=== Section Start ===

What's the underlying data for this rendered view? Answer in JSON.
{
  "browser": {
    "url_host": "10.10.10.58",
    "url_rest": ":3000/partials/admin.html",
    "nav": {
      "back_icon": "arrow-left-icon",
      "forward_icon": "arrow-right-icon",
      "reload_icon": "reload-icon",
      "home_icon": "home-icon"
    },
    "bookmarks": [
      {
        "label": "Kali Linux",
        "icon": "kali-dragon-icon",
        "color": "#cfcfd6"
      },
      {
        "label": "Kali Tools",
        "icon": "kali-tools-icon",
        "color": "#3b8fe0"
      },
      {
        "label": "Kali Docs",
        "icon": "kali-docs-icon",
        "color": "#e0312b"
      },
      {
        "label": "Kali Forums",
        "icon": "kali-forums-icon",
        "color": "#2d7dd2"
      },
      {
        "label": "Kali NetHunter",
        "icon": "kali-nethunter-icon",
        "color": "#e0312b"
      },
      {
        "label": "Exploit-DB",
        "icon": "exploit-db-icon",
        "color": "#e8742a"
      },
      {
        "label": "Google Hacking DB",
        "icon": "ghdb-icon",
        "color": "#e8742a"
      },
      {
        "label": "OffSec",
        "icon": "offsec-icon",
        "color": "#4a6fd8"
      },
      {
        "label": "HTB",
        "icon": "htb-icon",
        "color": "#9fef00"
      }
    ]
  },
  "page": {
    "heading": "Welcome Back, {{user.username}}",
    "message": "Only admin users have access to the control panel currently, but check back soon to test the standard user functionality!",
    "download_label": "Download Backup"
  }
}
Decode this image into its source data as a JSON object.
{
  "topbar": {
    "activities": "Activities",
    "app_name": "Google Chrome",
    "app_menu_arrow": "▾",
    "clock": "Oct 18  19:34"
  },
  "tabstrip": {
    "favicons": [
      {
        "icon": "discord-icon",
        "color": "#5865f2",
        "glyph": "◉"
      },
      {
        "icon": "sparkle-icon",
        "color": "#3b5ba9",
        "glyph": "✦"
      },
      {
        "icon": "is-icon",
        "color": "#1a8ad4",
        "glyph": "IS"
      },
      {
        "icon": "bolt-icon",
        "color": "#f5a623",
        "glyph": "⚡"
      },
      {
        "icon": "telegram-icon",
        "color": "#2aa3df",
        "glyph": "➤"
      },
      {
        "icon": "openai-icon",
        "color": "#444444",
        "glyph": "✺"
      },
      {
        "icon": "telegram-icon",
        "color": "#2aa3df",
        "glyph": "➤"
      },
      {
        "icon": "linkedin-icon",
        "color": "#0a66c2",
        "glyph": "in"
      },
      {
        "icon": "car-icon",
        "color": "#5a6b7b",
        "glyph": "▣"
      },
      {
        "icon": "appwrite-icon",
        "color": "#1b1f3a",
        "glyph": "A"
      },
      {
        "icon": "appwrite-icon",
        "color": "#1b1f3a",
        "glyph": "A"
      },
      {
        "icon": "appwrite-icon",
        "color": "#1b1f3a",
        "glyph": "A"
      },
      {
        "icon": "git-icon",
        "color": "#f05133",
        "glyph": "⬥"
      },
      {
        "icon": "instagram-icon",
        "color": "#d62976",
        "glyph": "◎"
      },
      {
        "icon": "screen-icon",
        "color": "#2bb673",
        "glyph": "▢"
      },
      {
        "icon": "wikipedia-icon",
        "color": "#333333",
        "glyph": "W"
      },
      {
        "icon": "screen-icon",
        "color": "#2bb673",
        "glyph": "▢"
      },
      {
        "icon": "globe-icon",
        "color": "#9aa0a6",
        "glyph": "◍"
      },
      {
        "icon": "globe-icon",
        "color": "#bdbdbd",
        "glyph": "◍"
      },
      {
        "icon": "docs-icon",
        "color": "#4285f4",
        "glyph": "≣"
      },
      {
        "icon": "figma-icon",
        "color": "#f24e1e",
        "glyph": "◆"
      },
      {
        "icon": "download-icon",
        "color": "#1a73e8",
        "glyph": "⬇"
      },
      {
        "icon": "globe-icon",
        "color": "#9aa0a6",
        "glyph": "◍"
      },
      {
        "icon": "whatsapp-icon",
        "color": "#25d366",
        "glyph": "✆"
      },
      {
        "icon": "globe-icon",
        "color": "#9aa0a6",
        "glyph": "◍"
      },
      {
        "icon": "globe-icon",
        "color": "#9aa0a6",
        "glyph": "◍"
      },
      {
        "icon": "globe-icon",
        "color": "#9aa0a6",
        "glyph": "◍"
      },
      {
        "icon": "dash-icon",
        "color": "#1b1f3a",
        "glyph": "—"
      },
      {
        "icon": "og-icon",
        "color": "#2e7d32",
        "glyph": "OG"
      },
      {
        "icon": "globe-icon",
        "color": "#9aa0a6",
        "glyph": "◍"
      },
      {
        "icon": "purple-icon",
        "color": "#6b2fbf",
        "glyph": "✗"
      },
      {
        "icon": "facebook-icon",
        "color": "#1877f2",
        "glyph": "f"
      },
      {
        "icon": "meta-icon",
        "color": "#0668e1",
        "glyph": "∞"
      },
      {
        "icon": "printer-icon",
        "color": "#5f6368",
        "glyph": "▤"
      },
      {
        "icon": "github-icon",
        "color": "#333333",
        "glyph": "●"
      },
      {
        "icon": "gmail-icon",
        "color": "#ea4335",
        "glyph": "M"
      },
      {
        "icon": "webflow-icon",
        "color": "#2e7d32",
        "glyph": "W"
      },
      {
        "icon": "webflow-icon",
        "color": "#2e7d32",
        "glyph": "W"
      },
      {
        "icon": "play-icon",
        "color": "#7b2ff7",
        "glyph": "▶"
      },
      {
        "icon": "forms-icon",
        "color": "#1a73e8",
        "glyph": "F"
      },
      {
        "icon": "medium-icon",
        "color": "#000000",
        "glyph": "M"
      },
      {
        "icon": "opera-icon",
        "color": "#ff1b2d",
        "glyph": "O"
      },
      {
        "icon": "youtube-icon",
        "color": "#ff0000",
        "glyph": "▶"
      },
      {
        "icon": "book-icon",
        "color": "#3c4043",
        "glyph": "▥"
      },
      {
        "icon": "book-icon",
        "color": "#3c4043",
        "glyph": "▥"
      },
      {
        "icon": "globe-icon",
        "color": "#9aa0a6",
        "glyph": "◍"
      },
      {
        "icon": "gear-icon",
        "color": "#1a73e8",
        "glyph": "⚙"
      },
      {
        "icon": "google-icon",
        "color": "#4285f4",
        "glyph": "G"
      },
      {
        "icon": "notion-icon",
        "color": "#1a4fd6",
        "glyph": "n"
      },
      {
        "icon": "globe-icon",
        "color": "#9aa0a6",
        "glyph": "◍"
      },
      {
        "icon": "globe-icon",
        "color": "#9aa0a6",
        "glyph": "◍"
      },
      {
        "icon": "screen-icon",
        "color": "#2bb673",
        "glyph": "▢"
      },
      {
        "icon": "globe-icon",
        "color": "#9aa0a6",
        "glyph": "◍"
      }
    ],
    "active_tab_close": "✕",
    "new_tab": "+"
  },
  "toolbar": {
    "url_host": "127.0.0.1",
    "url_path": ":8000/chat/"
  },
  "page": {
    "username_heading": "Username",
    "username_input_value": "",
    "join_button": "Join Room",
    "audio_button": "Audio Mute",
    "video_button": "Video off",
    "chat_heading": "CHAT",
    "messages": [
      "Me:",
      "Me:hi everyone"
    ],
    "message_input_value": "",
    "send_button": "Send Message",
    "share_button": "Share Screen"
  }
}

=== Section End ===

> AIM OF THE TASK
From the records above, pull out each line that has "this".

> RESULT
What's the underlying data for this rendered view? Answer in JSON.
Decode this image into its source data as a JSON object.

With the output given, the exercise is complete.